__YOUR OBJECTIVE__
Every line below that contains the word "screenshot" must be copied.

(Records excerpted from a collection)

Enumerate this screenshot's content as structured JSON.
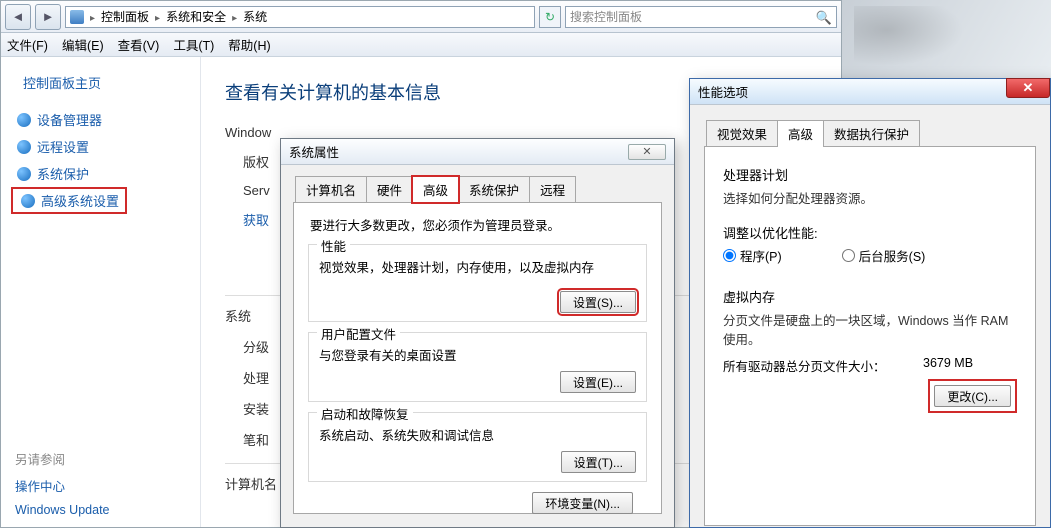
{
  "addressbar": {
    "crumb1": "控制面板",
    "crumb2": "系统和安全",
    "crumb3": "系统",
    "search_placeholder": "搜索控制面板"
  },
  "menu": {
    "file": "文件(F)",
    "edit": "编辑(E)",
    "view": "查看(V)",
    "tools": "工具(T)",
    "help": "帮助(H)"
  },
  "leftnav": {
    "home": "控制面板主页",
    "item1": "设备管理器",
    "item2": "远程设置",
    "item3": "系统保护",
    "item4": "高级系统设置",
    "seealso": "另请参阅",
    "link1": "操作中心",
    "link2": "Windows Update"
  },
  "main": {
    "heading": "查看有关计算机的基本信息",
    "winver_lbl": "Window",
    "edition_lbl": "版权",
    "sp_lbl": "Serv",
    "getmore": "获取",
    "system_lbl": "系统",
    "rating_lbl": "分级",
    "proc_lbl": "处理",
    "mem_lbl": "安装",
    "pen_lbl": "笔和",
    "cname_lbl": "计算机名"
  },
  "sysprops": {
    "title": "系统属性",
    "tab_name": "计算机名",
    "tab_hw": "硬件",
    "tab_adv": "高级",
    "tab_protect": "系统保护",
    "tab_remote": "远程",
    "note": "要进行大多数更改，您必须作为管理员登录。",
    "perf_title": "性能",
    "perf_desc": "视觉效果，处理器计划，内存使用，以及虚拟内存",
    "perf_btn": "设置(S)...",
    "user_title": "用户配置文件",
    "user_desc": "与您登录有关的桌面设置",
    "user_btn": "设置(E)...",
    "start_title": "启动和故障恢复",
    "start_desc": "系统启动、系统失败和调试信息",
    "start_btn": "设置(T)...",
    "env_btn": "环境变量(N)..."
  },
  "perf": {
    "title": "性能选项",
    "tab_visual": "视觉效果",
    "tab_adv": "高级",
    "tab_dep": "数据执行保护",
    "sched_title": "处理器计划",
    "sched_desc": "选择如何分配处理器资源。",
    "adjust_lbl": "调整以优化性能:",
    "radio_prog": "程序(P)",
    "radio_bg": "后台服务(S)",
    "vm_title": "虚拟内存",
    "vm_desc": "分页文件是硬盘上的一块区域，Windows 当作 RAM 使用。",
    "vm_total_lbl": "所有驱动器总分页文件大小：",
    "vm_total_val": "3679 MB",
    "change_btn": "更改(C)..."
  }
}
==
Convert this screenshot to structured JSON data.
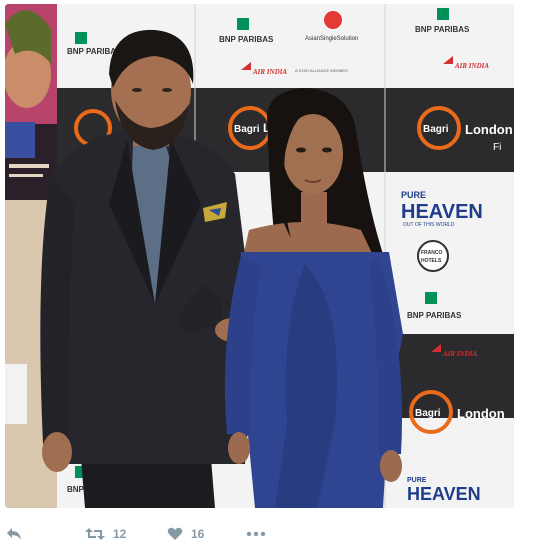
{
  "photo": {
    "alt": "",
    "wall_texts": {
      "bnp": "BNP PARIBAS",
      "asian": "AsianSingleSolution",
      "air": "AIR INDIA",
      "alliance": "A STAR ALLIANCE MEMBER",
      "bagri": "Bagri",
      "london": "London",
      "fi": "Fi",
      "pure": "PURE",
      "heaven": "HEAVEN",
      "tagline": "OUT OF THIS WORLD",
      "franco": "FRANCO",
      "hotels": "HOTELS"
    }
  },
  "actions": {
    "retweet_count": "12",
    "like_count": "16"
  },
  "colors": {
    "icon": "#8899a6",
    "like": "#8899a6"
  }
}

__SOLVED EXERCISE__
Enumerate this screenshot's content as structured JSON.
Convert this screenshot to structured JSON data.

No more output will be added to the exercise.